**Material provided**
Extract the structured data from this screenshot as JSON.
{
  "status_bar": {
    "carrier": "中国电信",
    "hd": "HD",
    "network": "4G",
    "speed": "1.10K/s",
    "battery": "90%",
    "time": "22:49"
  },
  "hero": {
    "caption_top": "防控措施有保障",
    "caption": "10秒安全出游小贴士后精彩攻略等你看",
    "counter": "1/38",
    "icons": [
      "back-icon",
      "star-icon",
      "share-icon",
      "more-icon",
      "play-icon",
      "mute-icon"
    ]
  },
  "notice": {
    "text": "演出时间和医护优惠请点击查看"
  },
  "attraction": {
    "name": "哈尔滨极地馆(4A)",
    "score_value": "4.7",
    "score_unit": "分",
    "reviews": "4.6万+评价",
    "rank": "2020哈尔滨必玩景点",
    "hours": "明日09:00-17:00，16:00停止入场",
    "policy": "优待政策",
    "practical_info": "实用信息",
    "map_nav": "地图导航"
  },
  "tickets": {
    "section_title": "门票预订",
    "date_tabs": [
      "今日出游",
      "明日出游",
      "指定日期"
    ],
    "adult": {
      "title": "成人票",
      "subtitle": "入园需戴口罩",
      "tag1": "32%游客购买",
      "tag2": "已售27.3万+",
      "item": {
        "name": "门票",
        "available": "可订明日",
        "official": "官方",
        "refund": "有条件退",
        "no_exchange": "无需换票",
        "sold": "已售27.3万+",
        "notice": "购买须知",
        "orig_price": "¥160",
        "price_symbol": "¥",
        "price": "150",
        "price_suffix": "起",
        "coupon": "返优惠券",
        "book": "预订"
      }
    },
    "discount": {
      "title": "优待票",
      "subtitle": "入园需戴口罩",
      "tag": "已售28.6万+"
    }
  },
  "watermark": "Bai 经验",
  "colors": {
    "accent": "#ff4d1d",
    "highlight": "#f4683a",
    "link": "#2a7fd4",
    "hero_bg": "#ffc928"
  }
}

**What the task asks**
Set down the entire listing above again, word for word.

**Exercise solution**
Extract the structured data from this screenshot as JSON.
{
  "status_bar": {
    "carrier": "中国电信",
    "hd": "HD",
    "network": "4G",
    "speed": "1.10K/s",
    "battery": "90%",
    "time": "22:49"
  },
  "hero": {
    "caption_top": "防控措施有保障",
    "caption": "10秒安全出游小贴士后精彩攻略等你看",
    "counter": "1/38",
    "icons": [
      "back-icon",
      "star-icon",
      "share-icon",
      "more-icon",
      "play-icon",
      "mute-icon"
    ]
  },
  "notice": {
    "text": "演出时间和医护优惠请点击查看"
  },
  "attraction": {
    "name": "哈尔滨极地馆(4A)",
    "score_value": "4.7",
    "score_unit": "分",
    "reviews": "4.6万+评价",
    "rank": "2020哈尔滨必玩景点",
    "hours": "明日09:00-17:00，16:00停止入场",
    "policy": "优待政策",
    "practical_info": "实用信息",
    "map_nav": "地图导航"
  },
  "tickets": {
    "section_title": "门票预订",
    "date_tabs": [
      "今日出游",
      "明日出游",
      "指定日期"
    ],
    "adult": {
      "title": "成人票",
      "subtitle": "入园需戴口罩",
      "tag1": "32%游客购买",
      "tag2": "已售27.3万+",
      "item": {
        "name": "门票",
        "available": "可订明日",
        "official": "官方",
        "refund": "有条件退",
        "no_exchange": "无需换票",
        "sold": "已售27.3万+",
        "notice": "购买须知",
        "orig_price": "¥160",
        "price_symbol": "¥",
        "price": "150",
        "price_suffix": "起",
        "coupon": "返优惠券",
        "book": "预订"
      }
    },
    "discount": {
      "title": "优待票",
      "subtitle": "入园需戴口罩",
      "tag": "已售28.6万+"
    }
  },
  "watermark": "Bai 经验",
  "colors": {
    "accent": "#ff4d1d",
    "highlight": "#f4683a",
    "link": "#2a7fd4",
    "hero_bg": "#ffc928"
  }
}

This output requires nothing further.